]module chain complex is chain equivalent to one of this type.
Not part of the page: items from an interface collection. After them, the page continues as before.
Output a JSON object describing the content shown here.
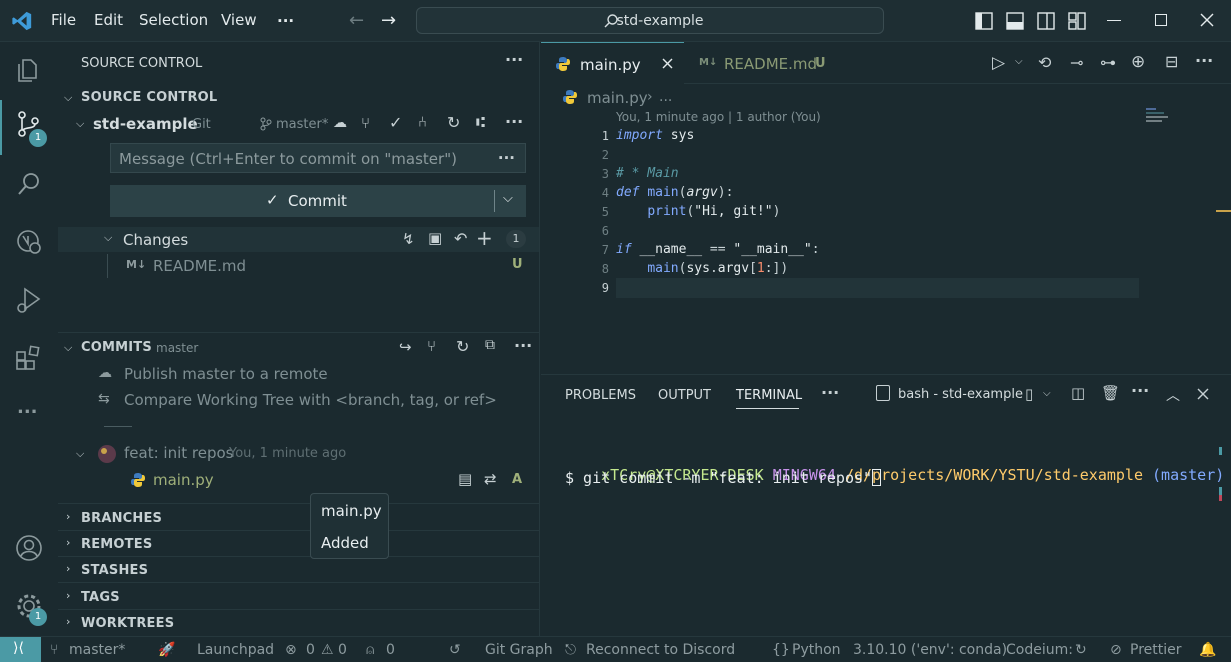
{
  "titlebar": {
    "menu": [
      "File",
      "Edit",
      "Selection",
      "View"
    ],
    "more": "...",
    "search": "std-example"
  },
  "activity": {
    "scm_badge": "1",
    "settings_badge": "1",
    "more": "..."
  },
  "sidebar": {
    "title": "SOURCE CONTROL",
    "section_title": "SOURCE CONTROL",
    "repo": {
      "name": "std-example",
      "provider": "Git",
      "branch": "master*"
    },
    "commit_placeholder": "Message (Ctrl+Enter to commit on \"master\")",
    "commit_button": "Commit",
    "changes": {
      "label": "Changes",
      "count": "1",
      "files": [
        {
          "name": "README.md",
          "status": "U",
          "icon": "M↓"
        }
      ]
    },
    "commits": {
      "title": "COMMITS",
      "branch": "master",
      "actions": [
        "Publish master to a remote",
        "Compare Working Tree with <branch, tag, or ref>"
      ],
      "commit": {
        "message": "feat: init repos",
        "meta": "You, 1 minute ago",
        "file": "main.py",
        "file_status": "A"
      }
    },
    "collapsed_sections": [
      "BRANCHES",
      "REMOTES",
      "STASHES",
      "TAGS",
      "WORKTREES"
    ]
  },
  "tooltip": {
    "file": "main.py",
    "status": "Added"
  },
  "editor": {
    "tabs": [
      {
        "label": "main.py",
        "active": true
      },
      {
        "label": "README.md",
        "badge": "U",
        "icon": "M↓"
      }
    ],
    "breadcrumb": [
      "main.py",
      "..."
    ],
    "blame": "You, 1 minute ago | 1 author (You)",
    "line_numbers": [
      "1",
      "2",
      "3",
      "4",
      "5",
      "6",
      "7",
      "8",
      "9"
    ]
  },
  "panel": {
    "tabs": [
      "PROBLEMS",
      "OUTPUT",
      "TERMINAL"
    ],
    "active_tab": "TERMINAL",
    "terminal_name": "bash - std-example",
    "prompt": {
      "user": "xTCry@XTCRYER-DESK",
      "shell": "MINGW64",
      "path": "/d/projects/WORK/YSTU/std-example",
      "branch": "(master)"
    },
    "command": "$ git commit -m \"feat: init repos\""
  },
  "statusbar": {
    "branch": "master*",
    "launchpad": "Launchpad",
    "errors": "0",
    "warnings": "0",
    "ports": "0",
    "git_graph": "Git Graph",
    "discord": "Reconnect to Discord",
    "language": "Python",
    "interpreter": "3.10.10 ('env': conda)",
    "codeium": "Codeium:",
    "prettier": "Prettier"
  },
  "colors": {
    "accent": "#4b9aa5",
    "background": "#1b2a2f",
    "untracked": "#9fb07a",
    "added": "#9fb07a"
  }
}
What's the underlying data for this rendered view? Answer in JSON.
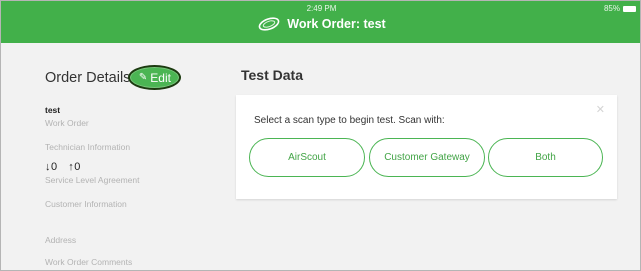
{
  "status_bar": {
    "time": "2:49 PM",
    "battery": "85%"
  },
  "header": {
    "title": "Work Order: test",
    "logo_icon": "swirl-logo-icon",
    "color": "#42b04a"
  },
  "order_details": {
    "title": "Order Details",
    "edit_label": "Edit",
    "work_order_value": "test",
    "work_order_label": "Work Order",
    "technician_label": "Technician Information",
    "sla_down": "↓0",
    "sla_up": "↑0",
    "sla_label": "Service Level Agreement",
    "customer_label": "Customer Information",
    "address_label": "Address",
    "comments_label": "Work Order Comments"
  },
  "test_data": {
    "title": "Test Data",
    "prompt": "Select a scan type to begin test. Scan with:",
    "close_icon": "close-icon",
    "buttons": [
      "AirScout",
      "Customer Gateway",
      "Both"
    ]
  }
}
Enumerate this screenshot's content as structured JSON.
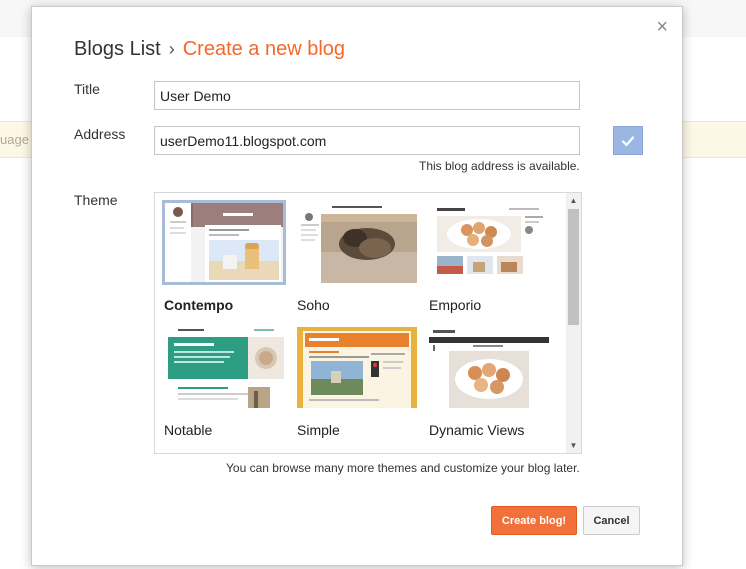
{
  "background": {
    "banner_text": "uage p"
  },
  "dialog": {
    "close_glyph": "×",
    "breadcrumb": {
      "parent": "Blogs List",
      "separator": "›",
      "current": "Create a new blog"
    },
    "title_field": {
      "label": "Title",
      "value": "User Demo"
    },
    "address_field": {
      "label": "Address",
      "value": "userDemo11.blogspot.com",
      "status": "This blog address is available."
    },
    "theme_field": {
      "label": "Theme",
      "selected": "Contempo",
      "themes": [
        {
          "name": "Contempo"
        },
        {
          "name": "Soho"
        },
        {
          "name": "Emporio"
        },
        {
          "name": "Notable"
        },
        {
          "name": "Simple"
        },
        {
          "name": "Dynamic Views"
        }
      ],
      "note": "You can browse many more themes and customize your blog later."
    },
    "buttons": {
      "create": "Create blog!",
      "cancel": "Cancel"
    }
  },
  "colors": {
    "accent_orange": "#f2692a",
    "check_button": "#9cb6e3",
    "selected_border": "#a8bcd8"
  }
}
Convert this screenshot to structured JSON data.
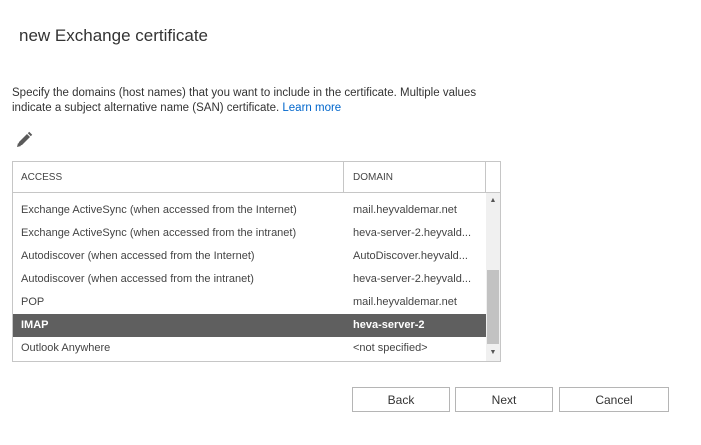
{
  "dialog": {
    "title": "new Exchange certificate",
    "description": "Specify the domains (host names) that you want to include in the certificate. Multiple values indicate a subject alternative name (SAN) certificate.",
    "learn_more": "Learn more"
  },
  "toolbar": {
    "edit_icon": "pencil-icon"
  },
  "grid": {
    "columns": {
      "access": "ACCESS",
      "domain": "DOMAIN"
    },
    "rows": [
      {
        "access": "Exchange ActiveSync (when accessed from the Internet)",
        "domain": "mail.heyvaldemar.net"
      },
      {
        "access": "Exchange ActiveSync (when accessed from the intranet)",
        "domain": "heva-server-2.heyvald..."
      },
      {
        "access": "Autodiscover (when accessed from the Internet)",
        "domain": "AutoDiscover.heyvald..."
      },
      {
        "access": "Autodiscover (when accessed from the intranet)",
        "domain": "heva-server-2.heyvald..."
      },
      {
        "access": "POP",
        "domain": "mail.heyvaldemar.net"
      },
      {
        "access": "IMAP",
        "domain": "heva-server-2"
      },
      {
        "access": "Outlook Anywhere",
        "domain": "<not specified>"
      }
    ],
    "selected_row": "IMAP"
  },
  "buttons": {
    "back": "Back",
    "next": "Next",
    "cancel": "Cancel"
  },
  "colors": {
    "link": "#0066cc",
    "selected_row": "#5f5f5f",
    "border": "#c6c6c6"
  }
}
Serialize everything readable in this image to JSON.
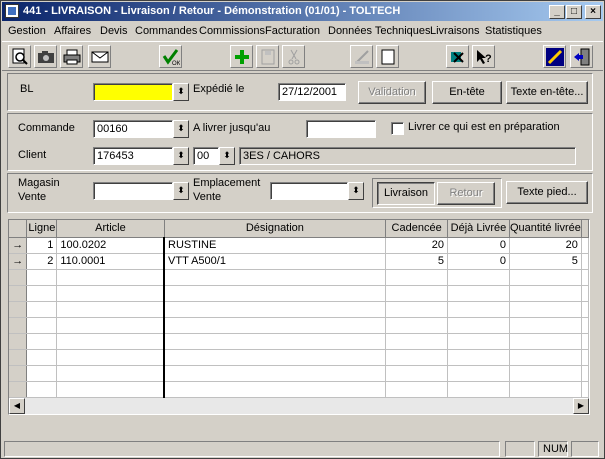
{
  "window": {
    "title": "441 - LIVRAISON - Livraison / Retour - Démonstration (01/01) - TOLTECH"
  },
  "menu": [
    "Gestion",
    "Affaires",
    "Devis",
    "Commandes",
    "Commissions",
    "Facturation",
    "Données Techniques",
    "Livraisons",
    "Statistiques"
  ],
  "toolbar": {
    "icons": [
      "preview-icon",
      "camera-icon",
      "printer-icon",
      "envelope-icon",
      "validate-ok-icon",
      "add-icon",
      "save-icon",
      "cut-icon",
      "edit-icon",
      "new-page-icon",
      "transfer-icon",
      "help-icon",
      "tool-icon",
      "exit-icon"
    ]
  },
  "header": {
    "bl_label": "BL",
    "bl_value": "",
    "expedie_label": "Expédié le",
    "expedie_value": "27/12/2001",
    "validation_button": "Validation",
    "entete_button": "En-tête",
    "texte_entete_button": "Texte en-tête..."
  },
  "order": {
    "commande_label": "Commande",
    "commande_value": "00160",
    "livrer_label": "A livrer jusqu'au",
    "livrer_value": "",
    "livrer_prep_label": "Livrer ce qui est en préparation",
    "client_label": "Client",
    "client_value": "176453",
    "client_suffix": "00",
    "client_name": "3ES / CAHORS"
  },
  "location": {
    "magasin_label_1": "Magasin",
    "magasin_label_2": "Vente",
    "magasin_value": "",
    "emplacement_label_1": "Emplacement",
    "emplacement_label_2": "Vente",
    "emplacement_value": "",
    "livraison_button": "Livraison",
    "retour_button": "Retour",
    "texte_pied_button": "Texte pied..."
  },
  "grid": {
    "columns": [
      "Ligne",
      "Article",
      "Désignation",
      "Cadencée",
      "Déjà Livrée",
      "Quantité livrée"
    ],
    "rows": [
      {
        "arrow": "→",
        "ligne": "1",
        "article": "100.0202",
        "designation": "RUSTINE",
        "cadencee": "20",
        "deja": "0",
        "qte": "20"
      },
      {
        "arrow": "→",
        "ligne": "2",
        "article": "110.0001",
        "designation": "VTT A500/1",
        "cadencee": "5",
        "deja": "0",
        "qte": "5"
      }
    ]
  },
  "status": {
    "num": "NUM"
  }
}
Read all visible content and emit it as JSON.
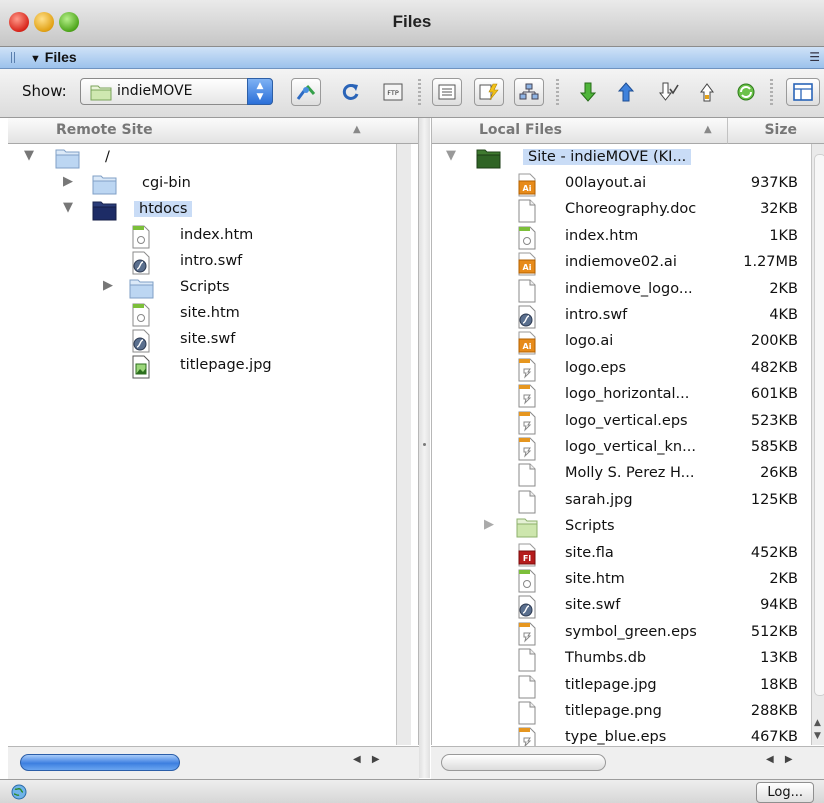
{
  "window": {
    "title": "Files"
  },
  "panel": {
    "title": "Files"
  },
  "toolbar": {
    "show_label": "Show:",
    "site_selector": {
      "value": "indieMOVE"
    },
    "buttons": [
      {
        "icon": "connect-icon"
      },
      {
        "icon": "refresh-icon"
      },
      {
        "icon": "ftp-log-icon",
        "text": "FTP"
      },
      {
        "icon": "remote-view-icon"
      },
      {
        "icon": "testing-server-icon"
      },
      {
        "icon": "repository-icon"
      },
      {
        "icon": "get-files-icon"
      },
      {
        "icon": "put-files-icon"
      },
      {
        "icon": "check-out-icon"
      },
      {
        "icon": "check-in-icon"
      },
      {
        "icon": "synchronize-icon"
      },
      {
        "icon": "expand-panel-icon"
      }
    ]
  },
  "remote": {
    "column_header": "Remote Site",
    "items": [
      {
        "name": "/",
        "icon": "folder-icon",
        "expanded": true
      },
      {
        "name": "cgi-bin",
        "icon": "folder-icon",
        "expanded": false
      },
      {
        "name": "htdocs",
        "icon": "site-folder-icon",
        "expanded": true,
        "selected": true
      },
      {
        "name": "index.htm",
        "icon": "html-file-icon"
      },
      {
        "name": "intro.swf",
        "icon": "swf-file-icon"
      },
      {
        "name": "Scripts",
        "icon": "folder-icon",
        "expanded": false
      },
      {
        "name": "site.htm",
        "icon": "html-file-icon"
      },
      {
        "name": "site.swf",
        "icon": "swf-file-icon"
      },
      {
        "name": "titlepage.jpg",
        "icon": "image-file-icon"
      }
    ]
  },
  "local": {
    "column_header": "Local Files",
    "size_header": "Size",
    "root": {
      "name": "Site - indieMOVE (KI...",
      "icon": "site-folder-icon"
    },
    "files": [
      {
        "name": "00layout.ai",
        "size": "937KB",
        "icon": "illustrator-file-icon"
      },
      {
        "name": "Choreography.doc",
        "size": "32KB",
        "icon": "generic-file-icon"
      },
      {
        "name": "index.htm",
        "size": "1KB",
        "icon": "html-file-icon"
      },
      {
        "name": "indiemove02.ai",
        "size": "1.27MB",
        "icon": "illustrator-file-icon"
      },
      {
        "name": "indiemove_logo...",
        "size": "2KB",
        "icon": "generic-file-icon"
      },
      {
        "name": "intro.swf",
        "size": "4KB",
        "icon": "swf-file-icon"
      },
      {
        "name": "logo.ai",
        "size": "200KB",
        "icon": "illustrator-file-icon"
      },
      {
        "name": "logo.eps",
        "size": "482KB",
        "icon": "eps-file-icon"
      },
      {
        "name": "logo_horizontal...",
        "size": "601KB",
        "icon": "eps-file-icon"
      },
      {
        "name": "logo_vertical.eps",
        "size": "523KB",
        "icon": "eps-file-icon"
      },
      {
        "name": "logo_vertical_kn...",
        "size": "585KB",
        "icon": "eps-file-icon"
      },
      {
        "name": "Molly S. Perez H...",
        "size": "26KB",
        "icon": "generic-file-icon"
      },
      {
        "name": "sarah.jpg",
        "size": "125KB",
        "icon": "generic-file-icon"
      },
      {
        "name": "Scripts",
        "size": "",
        "icon": "folder-icon",
        "folder": true
      },
      {
        "name": "site.fla",
        "size": "452KB",
        "icon": "flash-file-icon"
      },
      {
        "name": "site.htm",
        "size": "2KB",
        "icon": "html-file-icon"
      },
      {
        "name": "site.swf",
        "size": "94KB",
        "icon": "swf-file-icon"
      },
      {
        "name": "symbol_green.eps",
        "size": "512KB",
        "icon": "eps-file-icon"
      },
      {
        "name": "Thumbs.db",
        "size": "13KB",
        "icon": "generic-file-icon"
      },
      {
        "name": "titlepage.jpg",
        "size": "18KB",
        "icon": "generic-file-icon"
      },
      {
        "name": "titlepage.png",
        "size": "288KB",
        "icon": "generic-file-icon"
      },
      {
        "name": "type_blue.eps",
        "size": "467KB",
        "icon": "eps-file-icon"
      }
    ]
  },
  "status": {
    "log_button": "Log..."
  },
  "colors": {
    "selection": "#c9dcf6",
    "panel_header": "#9cc2ec",
    "scroll_thumb": "#3d7fe0"
  }
}
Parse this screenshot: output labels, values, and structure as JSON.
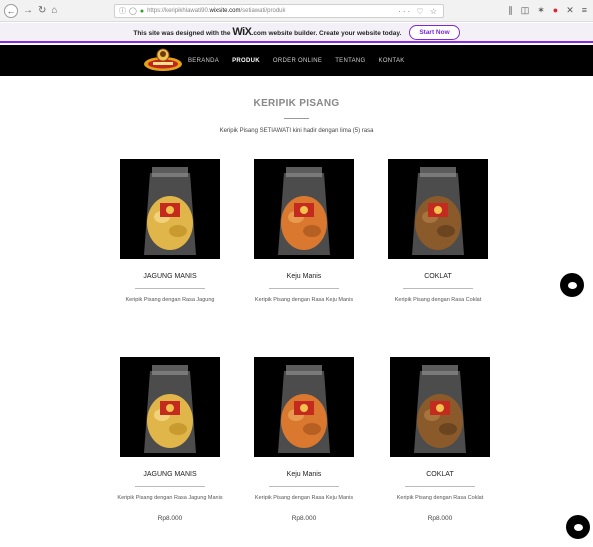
{
  "browser": {
    "url_prefix": "https://keripikhlawati90.",
    "url_domain": "wixsite.com",
    "url_path": "/setiawati/produk",
    "url_actions": "··· ♡ ☆"
  },
  "wix_banner": {
    "text_before": "This site was designed with the",
    "logo": "WiX",
    "text_after": ".com website builder. Create your website today.",
    "button": "Start Now"
  },
  "nav": {
    "items": [
      {
        "label": "BERANDA",
        "active": false
      },
      {
        "label": "PRODUK",
        "active": true
      },
      {
        "label": "ORDER ONLINE",
        "active": false
      },
      {
        "label": "TENTANG",
        "active": false
      },
      {
        "label": "KONTAK",
        "active": false
      }
    ]
  },
  "page": {
    "title": "KERIPIK PISANG",
    "subtitle": "Keripik Pisang SETIAWATI kini hadir dengan lima (5) rasa"
  },
  "row1": [
    {
      "name": "JAGUNG MANIS",
      "desc": "Keripik Pisang dengan Rasa Jagung"
    },
    {
      "name": "Keju Manis",
      "desc": "Keripik Pisang dengan Rasa Keju Manis"
    },
    {
      "name": "COKLAT",
      "desc": "Keripik Pisang dengan Rasa Coklat"
    }
  ],
  "row2": [
    {
      "name": "JAGUNG MANIS",
      "desc": "Keripik Pisang dengan Rasa Jagung Manis",
      "price": "Rp8.000"
    },
    {
      "name": "Keju Manis",
      "desc": "Keripik Pisang dengan Rasa Keju Manis",
      "price": "Rp8.000"
    },
    {
      "name": "COKLAT",
      "desc": "Keripik Pisang dengan Rasa Coklat",
      "price": "Rp8.000"
    }
  ],
  "colors": {
    "wix_accent": "#7a2ad0",
    "nav_bg": "#000000",
    "chip_jagung": "#e0b64a",
    "chip_keju": "#d9782e",
    "chip_coklat": "#8a5a2b"
  }
}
The
Z[Z
2
]module chain map
C(h ⊗h −1 ⊗1 : C ⊗
A
C−−→C ⊗
A
C) −−→ D ⊗
A[z,z
−1
]
D
deﬁned by
C(h ⊗h −1 ⊗1)
r
= (C ⊗
A
C)
r
⊕(C ⊗
A
C)
r−1
−−→ (D⊗
A[z,z
−1
]
D)
r
= (C[z, z
−1
] ⊗
A[z,z
−1
]
C[z, z
−1
])
r
⊕(C[z, z
−1
] ⊗
A[z,z
−1
]
C[z, z
−1
])
r−1
⊕(C[z, z
−1
] ⊗
A[z,z
−1
]
C[z, z
−1
])
r−1
⊕(C[z, z
−1
] ⊗
A[z,z
−1
]
C[z, z
−1
])
r−2
;
(u, v) −−→ ((h
−1
⊗1)u, (zh
−1
⊗1)v, (1 ⊗1)v, 0)
is a homology equivalence inducing isomorphisms
Q
∗
aut
(C, h, )
∼
= Q
∗
(D, ) ,
so that there is deﬁned an exact sequence
. . . −−→ Q
n+1
(D, ) −−→ Q
n
(C, )
h
%
−1
−−→ Q
n
(C, ) −−→ Q
n
(D, ) −−→ . . . .
An (n + 1)dimensional symmetric structure θ ∈ Q
n+1
(D, ) on D is thus
the same as an ndimensional symmetric structure φ ∈ Q
n
(C, ) with a
reﬁnement to an autometric structure (δφ, φ) ∈ Q
n+1
aut
(C, h, ). Moreover
336 28. Automorphism Ltheory
θ
0
: H
n+1−∗
(D)
∼
= H
n−∗
(C)
φ0
−−→ H
∗
(C)
∼
= H
∗
(D) ,
so that (D, θ) is a Poincar´e complex over A[z, z
−1
] if and only if (C, φ) is a
Poincar´e comp